▸ **App and web page records**
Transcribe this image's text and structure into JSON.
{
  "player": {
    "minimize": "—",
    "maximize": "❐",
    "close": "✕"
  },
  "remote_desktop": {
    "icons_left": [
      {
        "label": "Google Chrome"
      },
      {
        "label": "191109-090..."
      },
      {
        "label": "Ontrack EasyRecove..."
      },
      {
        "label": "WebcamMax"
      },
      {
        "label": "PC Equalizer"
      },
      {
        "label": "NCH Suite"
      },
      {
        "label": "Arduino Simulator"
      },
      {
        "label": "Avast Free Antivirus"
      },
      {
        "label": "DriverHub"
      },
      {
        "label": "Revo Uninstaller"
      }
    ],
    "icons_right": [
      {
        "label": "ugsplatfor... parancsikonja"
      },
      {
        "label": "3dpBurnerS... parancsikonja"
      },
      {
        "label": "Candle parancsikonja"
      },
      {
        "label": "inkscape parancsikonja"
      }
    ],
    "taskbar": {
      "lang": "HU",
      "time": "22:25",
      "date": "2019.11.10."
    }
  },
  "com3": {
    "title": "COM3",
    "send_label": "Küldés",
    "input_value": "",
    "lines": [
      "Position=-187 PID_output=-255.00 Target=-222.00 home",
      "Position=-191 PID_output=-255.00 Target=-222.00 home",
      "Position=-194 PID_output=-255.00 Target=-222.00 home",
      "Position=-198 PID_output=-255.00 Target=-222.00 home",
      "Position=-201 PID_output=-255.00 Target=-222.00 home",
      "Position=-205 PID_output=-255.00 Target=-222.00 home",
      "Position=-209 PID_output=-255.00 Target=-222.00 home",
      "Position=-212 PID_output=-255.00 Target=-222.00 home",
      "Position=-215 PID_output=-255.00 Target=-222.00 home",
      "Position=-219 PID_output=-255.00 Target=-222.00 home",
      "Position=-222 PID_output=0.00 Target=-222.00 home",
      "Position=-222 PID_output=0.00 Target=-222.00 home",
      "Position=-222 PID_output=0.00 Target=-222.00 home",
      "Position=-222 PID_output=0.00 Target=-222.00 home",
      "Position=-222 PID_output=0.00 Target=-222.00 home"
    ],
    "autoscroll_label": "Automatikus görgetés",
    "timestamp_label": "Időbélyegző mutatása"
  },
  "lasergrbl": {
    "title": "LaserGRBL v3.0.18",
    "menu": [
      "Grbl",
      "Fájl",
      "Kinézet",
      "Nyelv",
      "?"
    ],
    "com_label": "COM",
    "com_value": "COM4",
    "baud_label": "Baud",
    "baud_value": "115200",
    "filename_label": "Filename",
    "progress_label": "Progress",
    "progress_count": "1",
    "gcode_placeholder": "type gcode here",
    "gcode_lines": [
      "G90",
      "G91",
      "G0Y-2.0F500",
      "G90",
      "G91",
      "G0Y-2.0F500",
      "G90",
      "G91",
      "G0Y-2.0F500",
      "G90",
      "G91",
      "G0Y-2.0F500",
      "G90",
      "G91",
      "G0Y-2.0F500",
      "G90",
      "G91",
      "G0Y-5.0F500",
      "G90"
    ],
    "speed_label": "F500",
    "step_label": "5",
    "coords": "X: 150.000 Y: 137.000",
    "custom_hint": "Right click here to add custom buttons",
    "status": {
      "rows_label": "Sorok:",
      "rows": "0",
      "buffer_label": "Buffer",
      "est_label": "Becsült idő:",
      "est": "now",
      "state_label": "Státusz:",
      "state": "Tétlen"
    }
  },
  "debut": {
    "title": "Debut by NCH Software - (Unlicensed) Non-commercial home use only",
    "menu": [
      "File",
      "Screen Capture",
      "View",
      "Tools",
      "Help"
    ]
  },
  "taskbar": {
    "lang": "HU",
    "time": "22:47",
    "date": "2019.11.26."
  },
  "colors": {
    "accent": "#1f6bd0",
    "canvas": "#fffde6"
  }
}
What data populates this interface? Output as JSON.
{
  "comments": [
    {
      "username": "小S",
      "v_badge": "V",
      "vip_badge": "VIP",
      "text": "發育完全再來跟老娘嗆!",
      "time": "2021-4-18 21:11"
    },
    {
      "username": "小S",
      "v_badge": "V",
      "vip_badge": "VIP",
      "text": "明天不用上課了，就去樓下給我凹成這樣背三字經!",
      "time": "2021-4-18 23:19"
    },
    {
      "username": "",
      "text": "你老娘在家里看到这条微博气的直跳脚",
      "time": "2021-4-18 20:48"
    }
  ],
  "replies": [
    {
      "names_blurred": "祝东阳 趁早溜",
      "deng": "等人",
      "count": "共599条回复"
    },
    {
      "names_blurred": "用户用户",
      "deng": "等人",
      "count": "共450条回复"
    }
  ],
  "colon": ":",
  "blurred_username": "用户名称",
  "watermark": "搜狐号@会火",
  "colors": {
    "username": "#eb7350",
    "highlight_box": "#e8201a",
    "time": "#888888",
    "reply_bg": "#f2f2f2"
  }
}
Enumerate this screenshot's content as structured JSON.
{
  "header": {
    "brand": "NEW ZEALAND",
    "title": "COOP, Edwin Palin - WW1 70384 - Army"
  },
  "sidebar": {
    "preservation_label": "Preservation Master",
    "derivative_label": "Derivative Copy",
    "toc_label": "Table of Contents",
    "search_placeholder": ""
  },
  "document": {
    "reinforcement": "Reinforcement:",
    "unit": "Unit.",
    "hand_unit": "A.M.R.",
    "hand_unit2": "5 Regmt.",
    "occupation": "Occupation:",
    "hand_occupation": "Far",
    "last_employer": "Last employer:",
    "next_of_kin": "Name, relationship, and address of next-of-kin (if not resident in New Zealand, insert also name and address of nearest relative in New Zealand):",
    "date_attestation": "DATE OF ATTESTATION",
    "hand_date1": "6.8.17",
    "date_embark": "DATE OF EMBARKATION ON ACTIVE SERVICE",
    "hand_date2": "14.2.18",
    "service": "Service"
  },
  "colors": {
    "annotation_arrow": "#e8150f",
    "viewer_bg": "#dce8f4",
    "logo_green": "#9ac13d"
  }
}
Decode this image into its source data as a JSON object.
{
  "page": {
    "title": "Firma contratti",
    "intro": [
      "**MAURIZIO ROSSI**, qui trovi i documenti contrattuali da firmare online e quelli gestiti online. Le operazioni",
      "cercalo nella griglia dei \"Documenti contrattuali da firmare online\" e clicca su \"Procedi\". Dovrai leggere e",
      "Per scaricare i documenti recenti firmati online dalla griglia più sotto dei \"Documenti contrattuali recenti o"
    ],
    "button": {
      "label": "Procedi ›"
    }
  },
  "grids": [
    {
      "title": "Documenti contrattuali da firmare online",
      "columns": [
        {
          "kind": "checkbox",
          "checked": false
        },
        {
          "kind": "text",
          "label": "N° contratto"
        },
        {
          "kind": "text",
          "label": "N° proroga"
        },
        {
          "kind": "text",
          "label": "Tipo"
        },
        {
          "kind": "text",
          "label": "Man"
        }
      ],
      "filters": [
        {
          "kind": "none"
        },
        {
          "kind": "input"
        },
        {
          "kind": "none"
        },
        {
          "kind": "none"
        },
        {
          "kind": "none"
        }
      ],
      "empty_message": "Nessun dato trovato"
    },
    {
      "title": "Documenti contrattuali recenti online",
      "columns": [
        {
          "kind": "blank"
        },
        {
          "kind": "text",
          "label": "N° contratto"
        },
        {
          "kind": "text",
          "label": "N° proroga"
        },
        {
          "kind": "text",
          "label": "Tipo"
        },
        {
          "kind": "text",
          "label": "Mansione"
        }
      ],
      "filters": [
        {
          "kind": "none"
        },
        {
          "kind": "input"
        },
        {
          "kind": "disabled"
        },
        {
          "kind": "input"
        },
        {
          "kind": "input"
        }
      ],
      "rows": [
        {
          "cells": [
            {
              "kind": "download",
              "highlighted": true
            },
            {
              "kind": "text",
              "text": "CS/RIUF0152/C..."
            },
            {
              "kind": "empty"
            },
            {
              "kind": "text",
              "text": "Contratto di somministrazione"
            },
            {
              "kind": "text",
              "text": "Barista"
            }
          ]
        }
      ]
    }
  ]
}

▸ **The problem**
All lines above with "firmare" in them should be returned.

▸ **Solution to this problem**
      "**MAURIZIO ROSSI**, qui trovi i documenti contrattuali da firmare online e quelli gestiti online. Le operazioni",
      "cercalo nella griglia dei \"Documenti contrattuali da firmare online\" e clicca su \"Procedi\". Dovrai leggere e",
      "title": "Documenti contrattuali da firmare online",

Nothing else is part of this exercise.